If you want to work as a TV writer, you need a great writing sample, and these days, that comes in the form of a pilot script. Writing a pilot is hard, though, and writing a great pilot is even harder. One of the most common pitfalls is failing to write a compelling story that showcases your characters and world. But it’s that story that will get a reader to finish the script. It’s that story that can help you get a job. Figuring out the best version of your pilot story often comes down to structuring the script into an A, B and C story. This will allow you to introduce your characters, world, and plot points while still maintaining a pace and shape to the episode. This is harder than it looks though. Writing a great pilot script is such a tricky balancing act, ESPECIALLY for a 30-minute show. In just 30 pages, you need to establish your world, your characters, and your ongoing stories without overloading the audience with exposition and while still injecting the episode itself with its own story and arc.

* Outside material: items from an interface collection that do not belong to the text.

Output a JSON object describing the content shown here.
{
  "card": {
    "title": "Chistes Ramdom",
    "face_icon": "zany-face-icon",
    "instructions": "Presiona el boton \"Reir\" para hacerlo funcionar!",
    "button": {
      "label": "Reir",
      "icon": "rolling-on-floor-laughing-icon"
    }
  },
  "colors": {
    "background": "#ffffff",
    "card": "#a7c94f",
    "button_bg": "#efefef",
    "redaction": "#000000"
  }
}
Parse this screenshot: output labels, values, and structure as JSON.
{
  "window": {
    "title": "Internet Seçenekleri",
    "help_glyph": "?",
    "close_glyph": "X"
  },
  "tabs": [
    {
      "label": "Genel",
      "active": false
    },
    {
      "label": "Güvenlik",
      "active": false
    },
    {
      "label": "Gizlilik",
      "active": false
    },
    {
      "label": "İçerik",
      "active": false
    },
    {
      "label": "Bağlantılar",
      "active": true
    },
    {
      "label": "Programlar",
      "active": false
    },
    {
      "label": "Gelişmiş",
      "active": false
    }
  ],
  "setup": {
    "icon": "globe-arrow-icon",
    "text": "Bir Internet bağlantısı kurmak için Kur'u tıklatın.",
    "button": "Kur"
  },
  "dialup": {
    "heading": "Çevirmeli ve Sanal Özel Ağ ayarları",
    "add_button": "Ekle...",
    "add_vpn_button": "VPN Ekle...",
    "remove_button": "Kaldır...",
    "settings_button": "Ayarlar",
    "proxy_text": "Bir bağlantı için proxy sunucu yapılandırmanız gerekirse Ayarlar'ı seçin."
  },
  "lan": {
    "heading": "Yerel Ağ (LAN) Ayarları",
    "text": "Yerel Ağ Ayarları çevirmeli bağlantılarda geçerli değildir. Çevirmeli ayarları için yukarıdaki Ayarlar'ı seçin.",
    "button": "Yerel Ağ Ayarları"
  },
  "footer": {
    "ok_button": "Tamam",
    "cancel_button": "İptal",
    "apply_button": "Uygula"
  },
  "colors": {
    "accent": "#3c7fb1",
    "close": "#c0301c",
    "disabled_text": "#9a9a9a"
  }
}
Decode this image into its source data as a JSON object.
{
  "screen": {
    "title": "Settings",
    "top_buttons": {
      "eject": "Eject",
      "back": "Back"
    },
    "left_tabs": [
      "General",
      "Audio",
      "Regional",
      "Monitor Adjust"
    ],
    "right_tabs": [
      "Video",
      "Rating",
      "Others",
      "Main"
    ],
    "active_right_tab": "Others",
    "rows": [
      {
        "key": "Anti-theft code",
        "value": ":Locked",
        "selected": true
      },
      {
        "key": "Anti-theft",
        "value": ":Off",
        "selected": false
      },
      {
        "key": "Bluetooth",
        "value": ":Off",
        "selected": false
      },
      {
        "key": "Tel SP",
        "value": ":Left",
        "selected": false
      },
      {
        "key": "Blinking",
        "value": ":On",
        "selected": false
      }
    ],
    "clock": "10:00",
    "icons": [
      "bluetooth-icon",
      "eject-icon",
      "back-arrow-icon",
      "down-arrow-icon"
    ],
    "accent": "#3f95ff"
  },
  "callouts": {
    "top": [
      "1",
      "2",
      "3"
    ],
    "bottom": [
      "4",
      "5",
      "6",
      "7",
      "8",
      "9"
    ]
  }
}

That’s a lot of plates to spin, but if you can’t nail your pilot’s structure, your characters and world won’t reach their full potential. But taking the time to get the story right will let your characters show who they really are and make your creative intent crystal clear. So how can you structure your own half hour pilot into an effective script with a clear A, B and C story? How can you find the balance and spin every plate so you can have a standout pilot script and writing sample that can get you the attention and opportunities you’re looking for? Meghan Pleticha is television writer with ten years of entertainment industry experience who has most recently worked as a staff writer on HBO’s Emmy Nominated comedy series SILICON VALLEY. Her work has also appeared on Cartoon Network’s POWER PLAYERS, and in Escala, AeroMéxico’s official in-flight magazine. Previous to being staffed on television shows, she worked as a writer’s assistant and script coordinator for shows like FX’s MARRIED, ABC’s CHARITY CASE, and VH1’s HIT THE FLOOR. Meghan’s career as a writer as well as her experience teaching other aspiring creatives has given her powerful experience with television story structure, and she’s excited to bring what she’s learned to the Stage 32 community. Over two intensive sessions, Meghan will dive deep into how to effectively structure a 30-minute TV pilot script, focusing on finding the pilot’s story and building it out with an A, B, and C story. In the first session, Meghan will dissect what makes a great A story for a pilot, discussing the goals you should have for this story as well as helpful strategies and secrets to bring it together. In the second session, Meghan will look deeper into B and C stories, how to integrate the into your A story, and how to use them to further define your series and world. Plus! Meghan will be providing the full pilot scripts of FX’s ARCHER, NBC’s SUPERSTORE and Netflix’s GLOW, and will use these three pilots as examples as she illustrates what makes a well structure half hour pilot "Writing pilots is hard! You have to come up with characters, a world, AND a story?! In script after script, I've seen writers spend so much time on the first two, the story gets lost. Even worse, without a strong pilot story, your world and characters won't reach their full potential. I love helping writers find the best structure for their show so their script can most accurately represent them and their idea. And I'm looking forward to doing that with Stage 32. See you in class!" -Meghan Pleticha